The Solicitors Regulation Authority is reviewing its options after the Ministry of Justice declined its request for tougher fining powers against ‘traditional’ law firms. In May, the regulator applied to the MoJ to have the maximum fine it can impose on law firms raised from £2,000 to £250m, the threshold that already applies to alternative business structures. Although the Solicitors Disciplinary Tribunal already has the power to impose unlimited fines, the regulator stressed that the proposals would benefit firms that have committed breaches deserving a punishment more substantial than a £2,000 fine but which are not serious enough to warrant suspension or strike-off. The SRA’s average costs in bringing an SDT case are £8,000. An SRA spokesman said: ‘Our proposal [regarding] the fining regime for traditional firms was about ensuring the robust and transparent fining regime we have for ABS organisations could be applied equally to traditional firms. If matters were dealt with in-house, then we could be quicker than the SDT and save firms the additional costs of having matters heard by the tribunal. ‘The MoJ has included the caveat that it would be willing to look at some other changes in the fining regime and we will look at the options available.’

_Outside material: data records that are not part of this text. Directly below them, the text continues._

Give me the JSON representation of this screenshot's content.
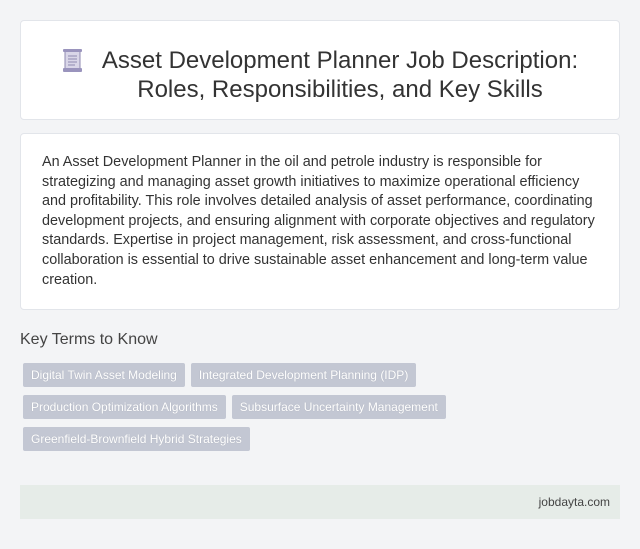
{
  "header": {
    "icon": "document-icon",
    "title_line1": "Asset Development Planner Job Description:",
    "title_line2": "Roles, Responsibilities, and Key Skills"
  },
  "description": "An Asset Development Planner in the oil and petrole industry is responsible for strategizing and managing asset growth initiatives to maximize operational efficiency and profitability. This role involves detailed analysis of asset performance, coordinating development projects, and ensuring alignment with corporate objectives and regulatory standards. Expertise in project management, risk assessment, and cross-functional collaboration is essential to drive sustainable asset enhancement and long-term value creation.",
  "key_terms": {
    "heading": "Key Terms to Know",
    "tags": [
      "Digital Twin Asset Modeling",
      "Integrated Development Planning (IDP)",
      "Production Optimization Algorithms",
      "Subsurface Uncertainty Management",
      "Greenfield-Brownfield Hybrid Strategies"
    ]
  },
  "footer": {
    "site": "jobdayta.com"
  },
  "colors": {
    "background": "#f3f4f6",
    "tag": "#c3c7d3",
    "footer": "#e6ece8"
  }
}
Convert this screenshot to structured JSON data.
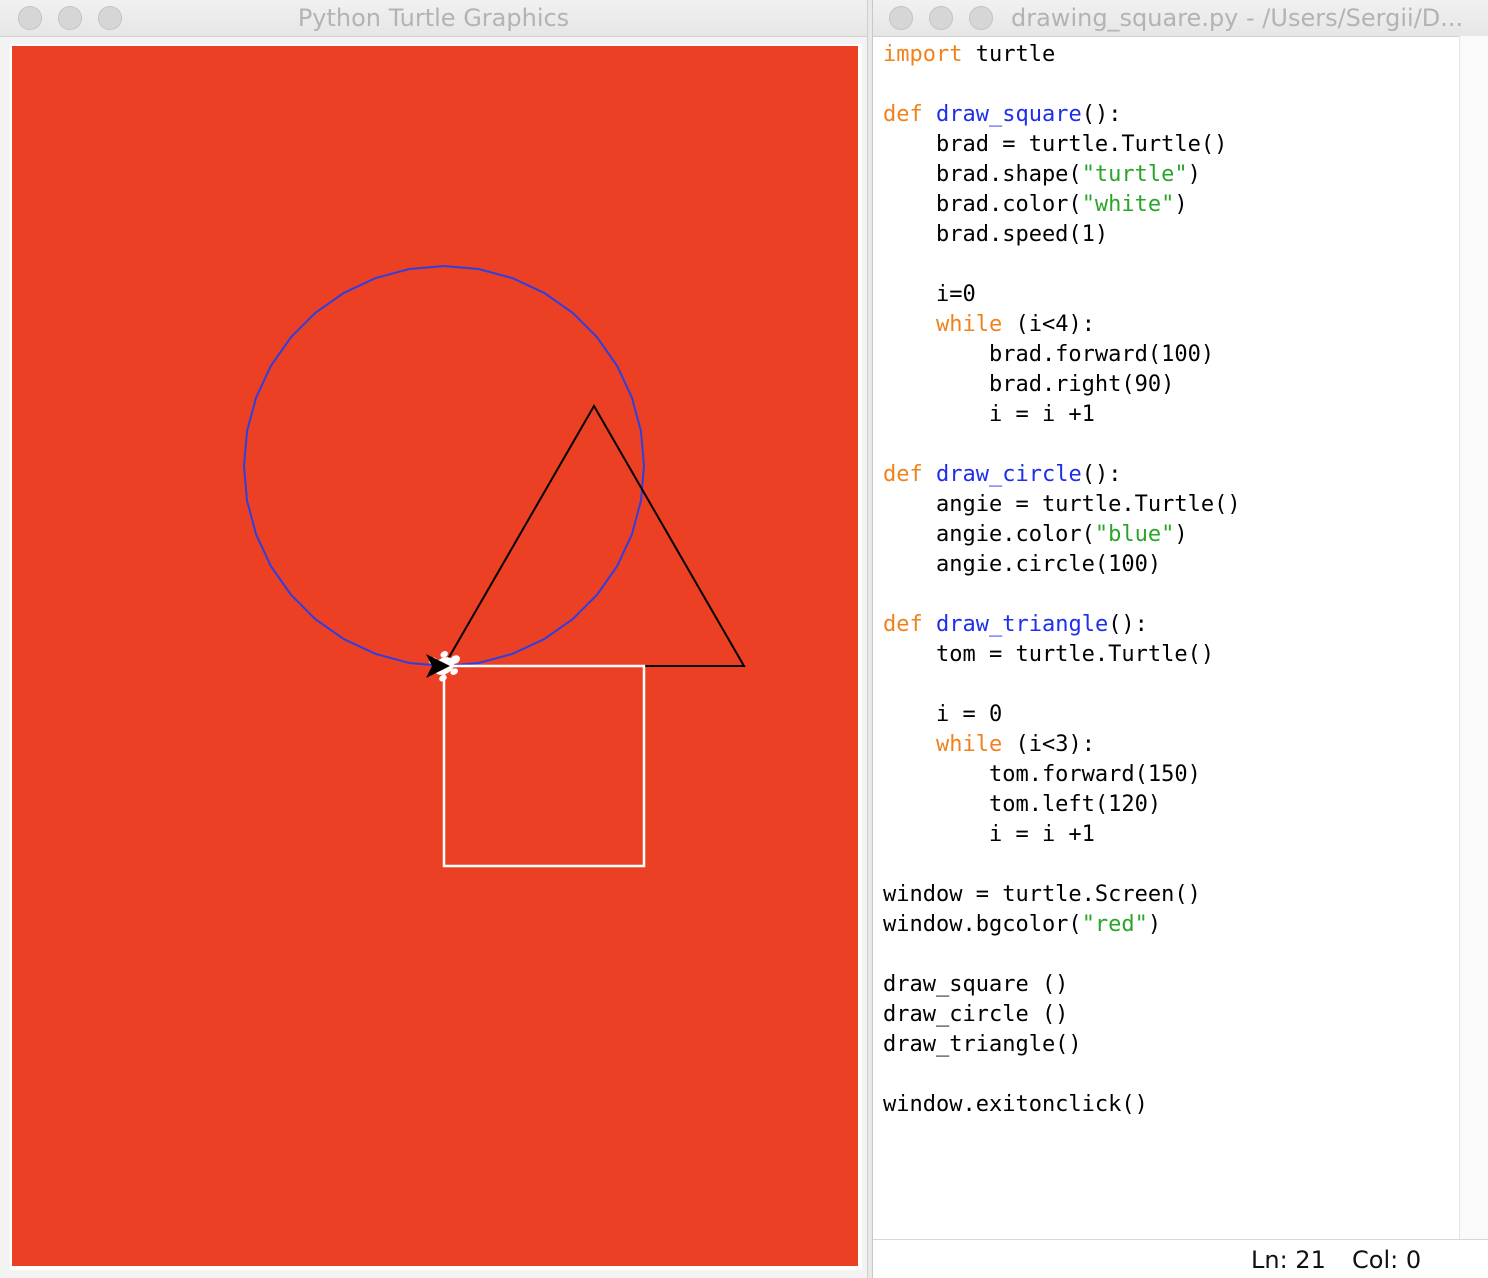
{
  "turtle_window": {
    "title": "Python Turtle Graphics",
    "canvas_bg": "#ec4024"
  },
  "editor_window": {
    "title": "drawing_square.py - /Users/Sergii/D...",
    "code_lines": [
      [
        [
          "kw",
          "import"
        ],
        [
          "",
          " turtle"
        ]
      ],
      [],
      [
        [
          "kw",
          "def"
        ],
        [
          "",
          " "
        ],
        [
          "fn",
          "draw_square"
        ],
        [
          "",
          "():"
        ]
      ],
      [
        [
          "",
          "    brad = turtle.Turtle()"
        ]
      ],
      [
        [
          "",
          "    brad.shape("
        ],
        [
          "str",
          "\"turtle\""
        ],
        [
          "",
          ")"
        ]
      ],
      [
        [
          "",
          "    brad.color("
        ],
        [
          "str",
          "\"white\""
        ],
        [
          "",
          ")"
        ]
      ],
      [
        [
          "",
          "    brad.speed(1)"
        ]
      ],
      [],
      [
        [
          "",
          "    i=0"
        ]
      ],
      [
        [
          "",
          "    "
        ],
        [
          "kw",
          "while"
        ],
        [
          "",
          " (i<4):"
        ]
      ],
      [
        [
          "",
          "        brad.forward(100)"
        ]
      ],
      [
        [
          "",
          "        brad.right(90)"
        ]
      ],
      [
        [
          "",
          "        i = i +1"
        ]
      ],
      [],
      [
        [
          "kw",
          "def"
        ],
        [
          "",
          " "
        ],
        [
          "fn",
          "draw_circle"
        ],
        [
          "",
          "():"
        ]
      ],
      [
        [
          "",
          "    angie = turtle.Turtle()"
        ]
      ],
      [
        [
          "",
          "    angie.color("
        ],
        [
          "str",
          "\"blue\""
        ],
        [
          "",
          ")"
        ]
      ],
      [
        [
          "",
          "    angie.circle(100)"
        ]
      ],
      [],
      [
        [
          "kw",
          "def"
        ],
        [
          "",
          " "
        ],
        [
          "fn",
          "draw_triangle"
        ],
        [
          "",
          "():"
        ]
      ],
      [
        [
          "",
          "    tom = turtle.Turtle()"
        ]
      ],
      [],
      [
        [
          "",
          "    i = 0"
        ]
      ],
      [
        [
          "",
          "    "
        ],
        [
          "kw",
          "while"
        ],
        [
          "",
          " (i<3):"
        ]
      ],
      [
        [
          "",
          "        tom.forward(150)"
        ]
      ],
      [
        [
          "",
          "        tom.left(120)"
        ]
      ],
      [
        [
          "",
          "        i = i +1"
        ]
      ],
      [],
      [
        [
          "",
          "window = turtle.Screen()"
        ]
      ],
      [
        [
          "",
          "window.bgcolor("
        ],
        [
          "str",
          "\"red\""
        ],
        [
          "",
          ")"
        ]
      ],
      [],
      [
        [
          "",
          "draw_square ()"
        ]
      ],
      [
        [
          "",
          "draw_circle ()"
        ]
      ],
      [
        [
          "",
          "draw_triangle()"
        ]
      ],
      [],
      [
        [
          "",
          "window.exitonclick()"
        ]
      ]
    ],
    "status": {
      "line": "Ln: 21",
      "col": "Col: 0"
    }
  },
  "colors": {
    "keyword": "#f0821e",
    "function": "#1e2eea",
    "string": "#2aa52a",
    "circle": "#2e3fe0",
    "square": "#ffffff",
    "triangle": "#000000"
  }
}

Sharing is caring! LocalNews Prison Christmas for Woodfordhill man by: – December 18, 2012 12 Views no discussions Share Share Share Tweet It might be a very sad Christmas for one Woodfordhill man, as he might have to spend it at the state’s prison.Clyde Telemaque appeared before magistrate Candia Carette-George on Tuesday December 18th on six charges; two of which were indictable and he was not allowed to enter a plea.On 15th December, 2012 Telemaque allegedly attempted to murder Damian Bedminister when he discharged an illegal firearm on the Woodfordhill public road. The two indictable charges read were attempted murder and shooting with intent.The four other charges were; possession of firearm with intent to endanger life, possession of unlicensed firearm, possession ammunition (one 16 gauge spent shell) and discharge of a firearm in a public place which Telemaque pleaded not guilty to.Police prosecutor inspector Claude Weekes who objected to bail, urged the magistrate to consider seriousness of the offences, the public’s right to be protected particularly during this festive season, that the defendant might impede ongoing investigations to recover more ammunition, and that he is a flight risk as he allegedly operates an illegal ferry service to Guadeloupe. His attorney, Bernadette Lambert impressed upon the court that all the charges stemmed from the same incident and that the court has conditions at its disposal which can be imposed to ensure that the defendant attends court sittings. She also urged the court to disregard Mr. Weekes statement regarding her client operating an illegal ferry service as there was no evidence to prove this before the court.However, Lambert’s plea did not persuade Magistrate Carette-George.She told Telemaque that looking at the offences which he had been charged with, “public interest immediately pops up”. “I know he is innocent until proven guilty,” Magistrate Carette-George continued, but “give it some time for the dust to settle”.She also noted that based on Mr. Weekes hint of the illegal firearm, to grant the defendant bail and have him submit his passport and travelling documents would be futile as this would not prevent anyone from leaving the country.Lambert was advised to make a further bail application after the holiday season or at the High Court, as she was not prepared to entertain it before then.Dominica Vibes News